But why the need for all these vehicles and new ones when the country is on the brink of bankruptcy (without donor direct budget support)? Take the EPA with over 30 vehicles where even a junior officer can have a car assigned.
No one disputes the need for transportation to facilitate government business within this four-kilometre administrative hub of the city. But one wonders if there are no better ways of running a government transport system when the cost of maintenance of these vehicles can run into hundreds of millions for a small agency.
This is no exaggeration that we are all too familiar with the manner of usage and abuse of government vehicles; vehicles that work throughout the week including Saturday and Sundays when they are not essential service sectors (medical and security), will not last long.
Vehicles that ply rough terrains to ferry building materials for government officials building their mansions will not last long.
One would expect a government complaining about a sterile economy to be sensitive to the rising cost of running the machinery of government, but what we continue to see is a complete failure.

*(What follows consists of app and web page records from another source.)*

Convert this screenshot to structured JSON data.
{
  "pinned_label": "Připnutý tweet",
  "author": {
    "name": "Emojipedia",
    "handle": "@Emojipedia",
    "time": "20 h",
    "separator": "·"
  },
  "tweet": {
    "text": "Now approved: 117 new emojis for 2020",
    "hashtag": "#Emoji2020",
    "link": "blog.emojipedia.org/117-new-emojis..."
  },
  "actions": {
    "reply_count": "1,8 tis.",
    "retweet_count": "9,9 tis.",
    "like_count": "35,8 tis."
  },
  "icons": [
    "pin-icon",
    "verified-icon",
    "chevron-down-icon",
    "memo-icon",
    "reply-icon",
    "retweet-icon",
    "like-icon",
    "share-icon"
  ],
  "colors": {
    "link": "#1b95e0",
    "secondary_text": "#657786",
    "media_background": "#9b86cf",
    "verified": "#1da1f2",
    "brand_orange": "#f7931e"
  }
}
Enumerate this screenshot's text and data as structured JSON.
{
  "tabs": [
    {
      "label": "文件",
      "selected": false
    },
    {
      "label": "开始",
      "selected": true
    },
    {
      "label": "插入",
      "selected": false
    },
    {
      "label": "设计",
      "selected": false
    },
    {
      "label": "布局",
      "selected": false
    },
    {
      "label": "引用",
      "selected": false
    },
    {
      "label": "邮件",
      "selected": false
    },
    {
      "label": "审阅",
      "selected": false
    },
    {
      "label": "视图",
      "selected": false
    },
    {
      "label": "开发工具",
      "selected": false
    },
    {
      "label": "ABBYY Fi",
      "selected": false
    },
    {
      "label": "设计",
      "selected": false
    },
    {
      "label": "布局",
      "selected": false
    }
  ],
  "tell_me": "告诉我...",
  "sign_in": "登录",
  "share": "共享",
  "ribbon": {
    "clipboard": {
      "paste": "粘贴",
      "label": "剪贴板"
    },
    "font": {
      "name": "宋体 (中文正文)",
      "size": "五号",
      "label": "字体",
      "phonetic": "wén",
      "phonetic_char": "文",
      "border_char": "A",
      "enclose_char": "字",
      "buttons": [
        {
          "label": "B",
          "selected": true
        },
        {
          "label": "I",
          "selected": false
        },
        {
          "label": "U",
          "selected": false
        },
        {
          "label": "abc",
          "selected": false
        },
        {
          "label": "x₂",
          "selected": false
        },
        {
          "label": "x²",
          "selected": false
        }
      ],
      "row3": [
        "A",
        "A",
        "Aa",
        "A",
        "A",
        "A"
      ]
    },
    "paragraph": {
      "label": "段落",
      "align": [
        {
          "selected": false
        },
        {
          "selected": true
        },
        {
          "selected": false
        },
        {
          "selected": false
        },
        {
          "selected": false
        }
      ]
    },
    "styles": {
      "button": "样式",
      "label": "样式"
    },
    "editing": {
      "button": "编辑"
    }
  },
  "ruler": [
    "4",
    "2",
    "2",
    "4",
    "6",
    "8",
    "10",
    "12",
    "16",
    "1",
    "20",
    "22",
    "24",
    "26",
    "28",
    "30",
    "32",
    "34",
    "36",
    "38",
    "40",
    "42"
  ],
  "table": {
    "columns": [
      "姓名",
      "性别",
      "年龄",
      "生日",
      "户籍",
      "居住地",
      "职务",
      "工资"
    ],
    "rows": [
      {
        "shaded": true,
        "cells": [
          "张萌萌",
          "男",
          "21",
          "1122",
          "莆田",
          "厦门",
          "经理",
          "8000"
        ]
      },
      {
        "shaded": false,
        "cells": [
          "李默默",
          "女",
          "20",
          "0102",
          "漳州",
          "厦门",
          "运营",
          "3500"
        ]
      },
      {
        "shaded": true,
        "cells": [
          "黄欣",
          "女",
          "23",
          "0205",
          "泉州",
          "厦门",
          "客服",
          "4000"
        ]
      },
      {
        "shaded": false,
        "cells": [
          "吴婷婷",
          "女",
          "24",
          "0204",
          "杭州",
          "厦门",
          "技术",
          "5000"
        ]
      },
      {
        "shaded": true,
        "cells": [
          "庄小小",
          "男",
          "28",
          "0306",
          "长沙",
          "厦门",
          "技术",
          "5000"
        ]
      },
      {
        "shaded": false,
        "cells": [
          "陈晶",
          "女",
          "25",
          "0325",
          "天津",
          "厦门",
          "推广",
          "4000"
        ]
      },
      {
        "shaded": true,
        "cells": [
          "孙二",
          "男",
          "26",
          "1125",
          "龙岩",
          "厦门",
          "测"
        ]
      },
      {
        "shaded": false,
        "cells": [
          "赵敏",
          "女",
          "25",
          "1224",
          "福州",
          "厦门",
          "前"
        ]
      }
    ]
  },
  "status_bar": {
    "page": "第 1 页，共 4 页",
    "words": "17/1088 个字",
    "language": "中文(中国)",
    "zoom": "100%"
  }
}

For those of us closer to this government, when we complain about the rising cost of living or “the grun dry” albeit sotto voce, we forget that we are the same ones that cheer the long convoys of the president when he returns from his numerous foreign trips that cost nothing less than a million dollars.
I won’t go into his travel cost which are now sufficiently discussed even in our Bonthe whatsapp fora.
The point here is that, we cannot blame a bank governor we all knew was clearly out of touch with policy, and looking to augment his retirement purse. The problem is the mental imprisonment we find ourselves due to a patrimonial political party system that has become even more dangerous through a more entrenched ethnic mobilisation strategy.
The last time this was the case was the Momoh “Ekutay” APC government, when we could hardly pay teacher salaries and those employed in the public sector, but reward others for thuggery and violence against political opponents.
History likes to repeat itself. To say that we will see an end to this economic malaise is a pipe dream.
As long as we have bought into this dangerous political masochism, do not expect a pay rise if you are a teacher whose salary now battles with a bag of rice; nor expect the dollar to fall.
It will never fall when the currency of choice of the President, Vice President, Chief Minister, First Lady, Finance Minister and Financial Secretary and so on is the US dollar, do not expect the Leone to rise.
When we continue to recruit partisans (although we like to be believe that they are more qualified than the others who were there), do not expect that things will improve.
This economy is not stupid, it is our politics that has gone mad.